■ **SOURCE DATA**
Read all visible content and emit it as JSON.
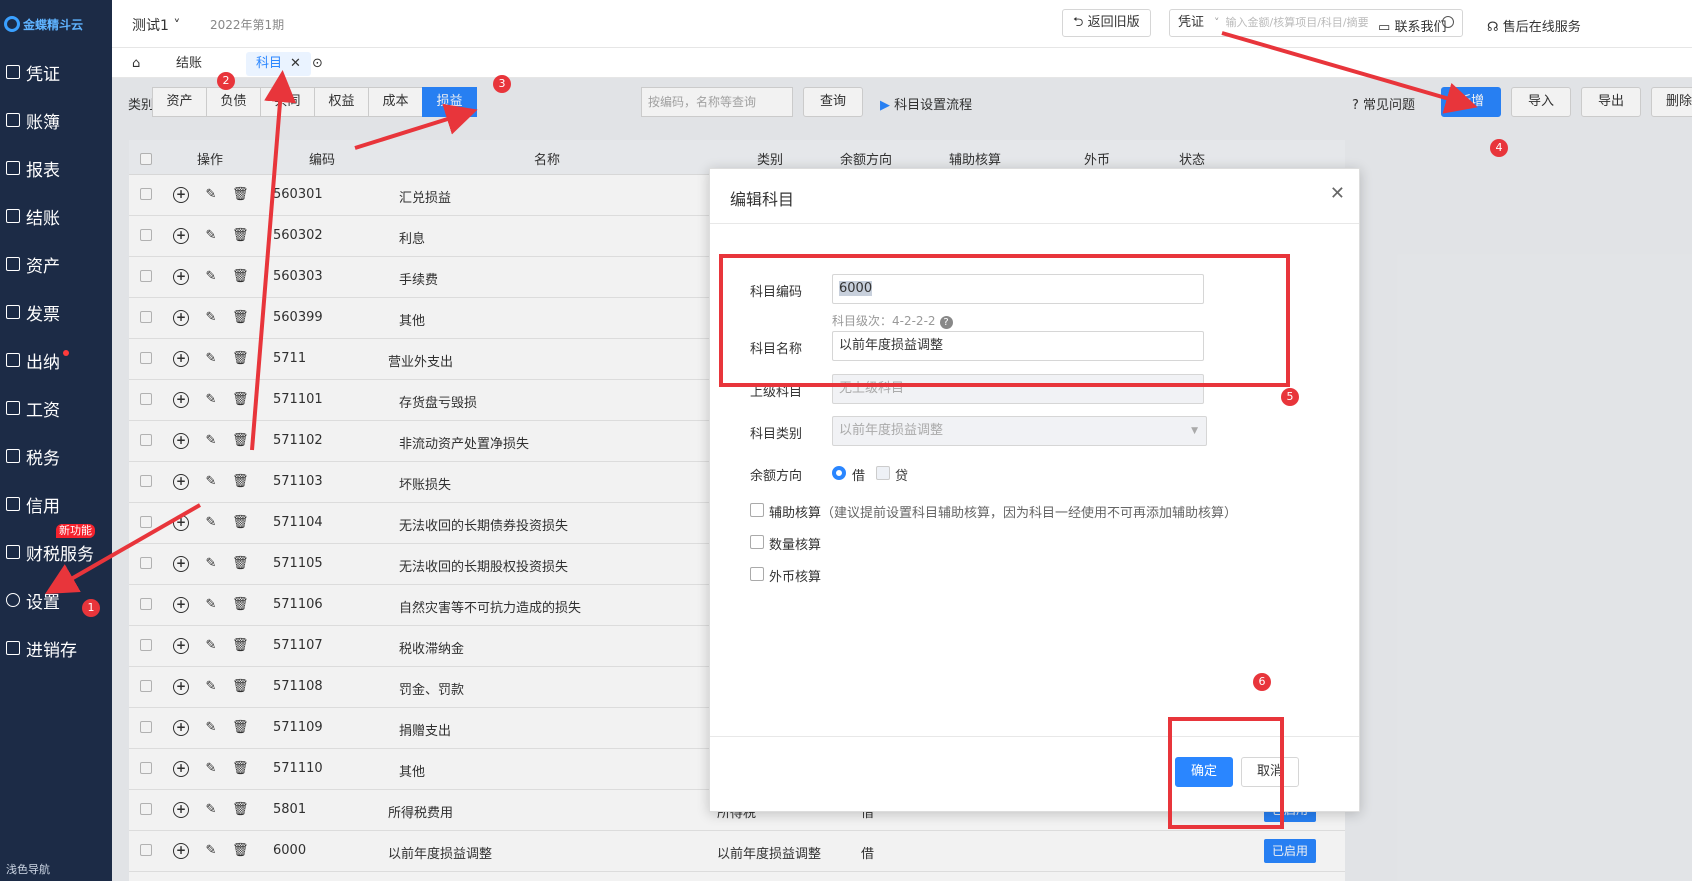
{
  "app": {
    "logo": "金蝶精斗云",
    "company": "测试1",
    "period": "2022年第1期"
  },
  "sidebar": {
    "items": [
      {
        "label": "凭证"
      },
      {
        "label": "账簿"
      },
      {
        "label": "报表"
      },
      {
        "label": "结账"
      },
      {
        "label": "资产"
      },
      {
        "label": "发票"
      },
      {
        "label": "出纳"
      },
      {
        "label": "工资"
      },
      {
        "label": "税务"
      },
      {
        "label": "信用"
      },
      {
        "label": "财税服务"
      },
      {
        "label": "设置"
      },
      {
        "label": "进销存"
      }
    ],
    "new_badge": "新功能",
    "guide": "浅色导航"
  },
  "header": {
    "back_old": "返回旧版",
    "search_kind": "凭证",
    "search_placeholder": "输入金额/核算项目/科目/摘要",
    "contact": "联系我们",
    "support": "售后在线服务"
  },
  "tabs": [
    {
      "label": "结账"
    },
    {
      "label": "科目"
    }
  ],
  "filter": {
    "label": "类别",
    "categories": [
      "资产",
      "负债",
      "共同",
      "权益",
      "成本",
      "损益"
    ],
    "active": "损益",
    "search_placeholder": "按编码，名称等查询",
    "query": "查询",
    "flow": "科目设置流程",
    "faq": "常见问题",
    "add": "新增",
    "import": "导入",
    "export": "导出",
    "delete": "删除"
  },
  "table": {
    "headers": [
      "操作",
      "编码",
      "名称",
      "类别",
      "余额方向",
      "辅助核算",
      "外币",
      "状态"
    ],
    "rows": [
      {
        "code": "560301",
        "name": "汇兑损益",
        "type": "",
        "dir": "",
        "status": ""
      },
      {
        "code": "560302",
        "name": "利息",
        "type": "",
        "dir": "",
        "status": ""
      },
      {
        "code": "560303",
        "name": "手续费",
        "type": "",
        "dir": "",
        "status": ""
      },
      {
        "code": "560399",
        "name": "其他",
        "type": "",
        "dir": "",
        "status": ""
      },
      {
        "code": "5711",
        "name": "营业外支出",
        "type": "",
        "dir": "",
        "status": ""
      },
      {
        "code": "571101",
        "name": "存货盘亏毁损",
        "type": "",
        "dir": "",
        "status": ""
      },
      {
        "code": "571102",
        "name": "非流动资产处置净损失",
        "type": "",
        "dir": "",
        "status": ""
      },
      {
        "code": "571103",
        "name": "坏账损失",
        "type": "",
        "dir": "",
        "status": ""
      },
      {
        "code": "571104",
        "name": "无法收回的长期债券投资损失",
        "type": "",
        "dir": "",
        "status": ""
      },
      {
        "code": "571105",
        "name": "无法收回的长期股权投资损失",
        "type": "",
        "dir": "",
        "status": ""
      },
      {
        "code": "571106",
        "name": "自然灾害等不可抗力造成的损失",
        "type": "",
        "dir": "",
        "status": ""
      },
      {
        "code": "571107",
        "name": "税收滞纳金",
        "type": "",
        "dir": "",
        "status": ""
      },
      {
        "code": "571108",
        "name": "罚金、罚款",
        "type": "",
        "dir": "",
        "status": ""
      },
      {
        "code": "571109",
        "name": "捐赠支出",
        "type": "",
        "dir": "",
        "status": ""
      },
      {
        "code": "571110",
        "name": "其他",
        "type": "",
        "dir": "",
        "status": ""
      },
      {
        "code": "5801",
        "name": "所得税费用",
        "type": "所得税",
        "dir": "借",
        "status": "已启用"
      },
      {
        "code": "6000",
        "name": "以前年度损益调整",
        "type": "以前年度损益调整",
        "dir": "借",
        "status": "已启用"
      }
    ]
  },
  "modal": {
    "title": "编辑科目",
    "code_label": "科目编码",
    "code_value": "6000",
    "level_hint": "科目级次：4-2-2-2",
    "name_label": "科目名称",
    "name_value": "以前年度损益调整",
    "parent_label": "上级科目",
    "parent_placeholder": "无上级科目",
    "type_label": "科目类别",
    "type_value": "以前年度损益调整",
    "balance_label": "余额方向",
    "debit": "借",
    "credit": "贷",
    "aux_label": "辅助核算",
    "aux_note": "（建议提前设置科目辅助核算，因为科目一经使用不可再添加辅助核算）",
    "qty_label": "数量核算",
    "fx_label": "外币核算",
    "ok": "确定",
    "cancel": "取消"
  },
  "annotations": {
    "steps": [
      "1",
      "2",
      "3",
      "4",
      "5",
      "6"
    ],
    "color": "#e8353b"
  }
}
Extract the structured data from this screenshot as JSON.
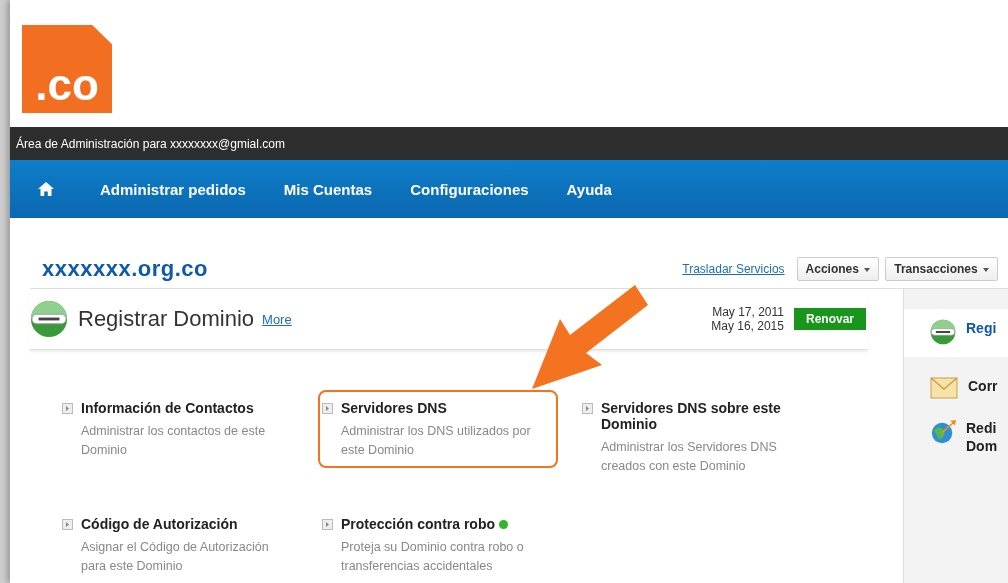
{
  "logo": {
    "text": ".co"
  },
  "admin_bar": {
    "text": "Área de Administración para xxxxxxxx@gmial.com"
  },
  "nav": {
    "items": [
      {
        "label": "Administrar pedidos"
      },
      {
        "label": "Mis Cuentas"
      },
      {
        "label": "Configuraciones"
      },
      {
        "label": "Ayuda"
      }
    ]
  },
  "domain": {
    "name": "xxxxxxx.org.co",
    "link": "Trasladar Servicios",
    "buttons": [
      "Acciones",
      "Transacciones"
    ]
  },
  "section": {
    "title": "Registrar Dominio",
    "more": "More",
    "dates": [
      "May 17, 2011",
      "May 16, 2015"
    ],
    "button": "Renovar"
  },
  "options": [
    {
      "title": "Información de Contactos",
      "description": "Administrar los contactos de este Dominio",
      "highlighted": false
    },
    {
      "title": "Servidores DNS",
      "description": "Administrar los DNS utilizados por este Dominio",
      "highlighted": true
    },
    {
      "title": "Servidores DNS sobre este Dominio",
      "description": "Administrar los Servidores DNS creados con este Dominio",
      "highlighted": false
    },
    {
      "title": "Código de Autorización",
      "description": "Asignar el Código de Autorización para este Dominio",
      "highlighted": false
    },
    {
      "title": "Protección contra robo",
      "description": "Proteja su Dominio contra robo o transferencias accidentales",
      "highlighted": false,
      "color": "#2fb52f"
    }
  ],
  "sidebar": {
    "items": [
      {
        "kind": "globe",
        "label": "Regi"
      },
      {
        "kind": "mail",
        "label": "Corr"
      },
      {
        "kind": "redirect",
        "label": "Redi Dom"
      }
    ]
  }
}
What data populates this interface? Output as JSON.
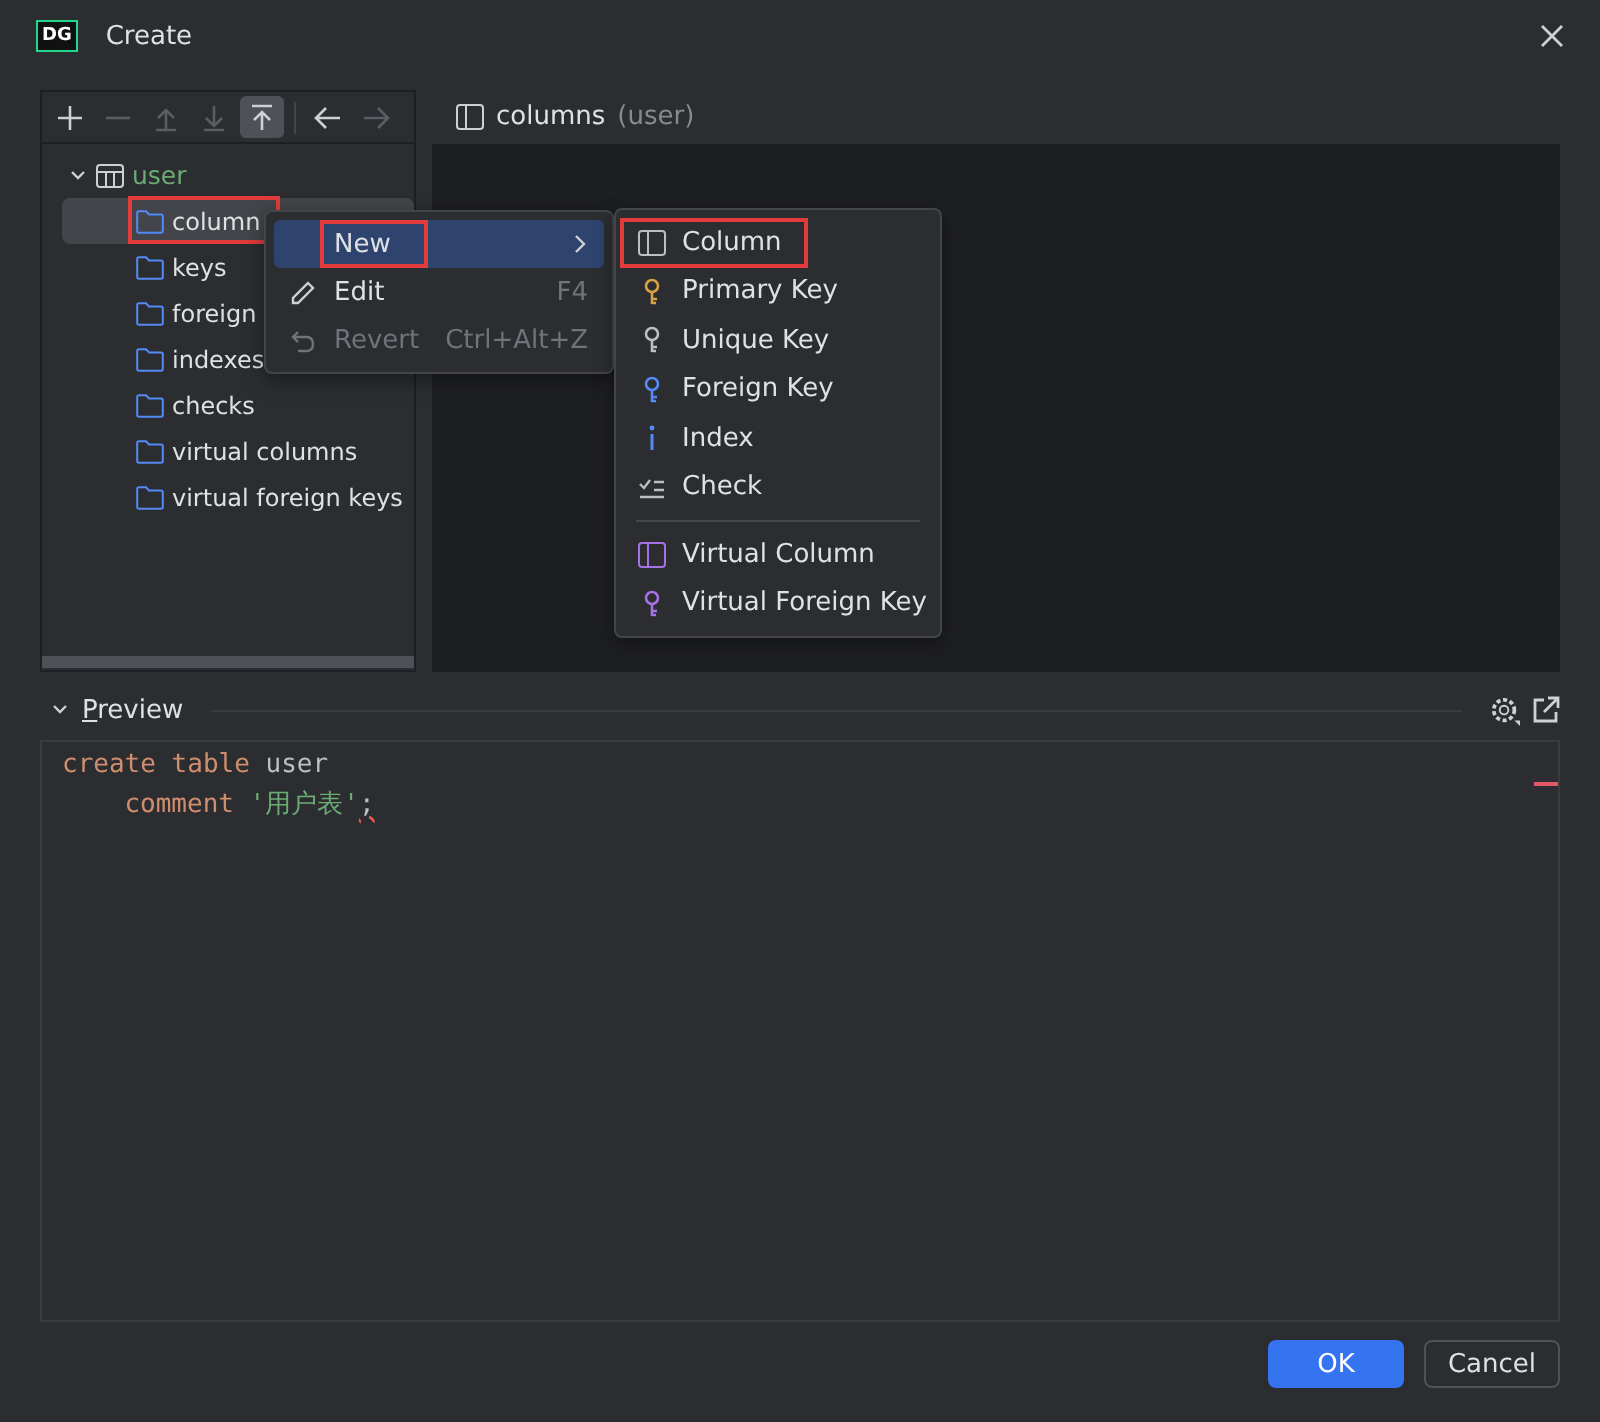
{
  "window": {
    "app_icon": "DG",
    "title": "Create"
  },
  "toolbar": [
    {
      "kind": "add",
      "disabled": false,
      "selected": false
    },
    {
      "kind": "remove",
      "disabled": true,
      "selected": false
    },
    {
      "kind": "up",
      "disabled": true,
      "selected": false
    },
    {
      "kind": "down",
      "disabled": true,
      "selected": false
    },
    {
      "kind": "top",
      "disabled": false,
      "selected": true
    },
    {
      "kind": "separator"
    },
    {
      "kind": "back",
      "disabled": false,
      "selected": false
    },
    {
      "kind": "forward",
      "disabled": true,
      "selected": false
    }
  ],
  "tree": {
    "label": "user",
    "expanded": true,
    "children": [
      {
        "label": "column",
        "selected": true,
        "annotated": true
      },
      {
        "label": "keys",
        "selected": false,
        "annotated": false
      },
      {
        "label": "foreign",
        "selected": false,
        "annotated": false
      },
      {
        "label": "indexes",
        "selected": false,
        "annotated": false
      },
      {
        "label": "checks",
        "selected": false,
        "annotated": false
      },
      {
        "label": "virtual columns",
        "selected": false,
        "annotated": false
      },
      {
        "label": "virtual foreign keys",
        "selected": false,
        "annotated": false
      }
    ]
  },
  "detail": {
    "title": "columns",
    "subtitle": "(user)"
  },
  "context_menu": [
    {
      "label": "New",
      "kind": "submenu",
      "selected": true,
      "disabled": false,
      "annotated": true
    },
    {
      "label": "Edit",
      "shortcut": "F4",
      "kind": "edit",
      "selected": false,
      "disabled": false,
      "annotated": false
    },
    {
      "label": "Revert",
      "shortcut": "Ctrl+Alt+Z",
      "kind": "revert",
      "selected": false,
      "disabled": true,
      "annotated": false
    }
  ],
  "submenu": [
    {
      "kind": "column",
      "label": "Column",
      "color": "#bcbec4",
      "annotated": true
    },
    {
      "kind": "key",
      "label": "Primary Key",
      "color": "#d9a343",
      "annotated": false
    },
    {
      "kind": "key",
      "label": "Unique Key",
      "color": "#bcbec4",
      "annotated": false
    },
    {
      "kind": "key",
      "label": "Foreign Key",
      "color": "#548af7",
      "annotated": false
    },
    {
      "kind": "index",
      "label": "Index",
      "color": "#548af7",
      "annotated": false
    },
    {
      "kind": "check",
      "label": "Check",
      "color": "#bcbec4",
      "annotated": false
    },
    {
      "kind": "separator"
    },
    {
      "kind": "column",
      "label": "Virtual Column",
      "color": "#a571e6",
      "annotated": false
    },
    {
      "kind": "key",
      "label": "Virtual Foreign Key",
      "color": "#a571e6",
      "annotated": false
    }
  ],
  "preview": {
    "label": "Preview",
    "expanded": true,
    "error_marker": true,
    "code": [
      {
        "tokens": [
          {
            "kind": "keyword",
            "text": "create table"
          },
          {
            "kind": "plain",
            "text": " user"
          }
        ],
        "children": [
          {
            "tokens": [
              {
                "kind": "keyword",
                "text": "comment"
              },
              {
                "kind": "string",
                "text": " '用户表'"
              },
              {
                "kind": "error",
                "text": ";"
              }
            ]
          }
        ]
      }
    ]
  },
  "buttons": [
    {
      "label": "OK",
      "kind": "primary"
    },
    {
      "label": "Cancel",
      "kind": "secondary"
    }
  ]
}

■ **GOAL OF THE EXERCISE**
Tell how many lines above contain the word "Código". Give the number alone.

■ **TASK RESULT**
2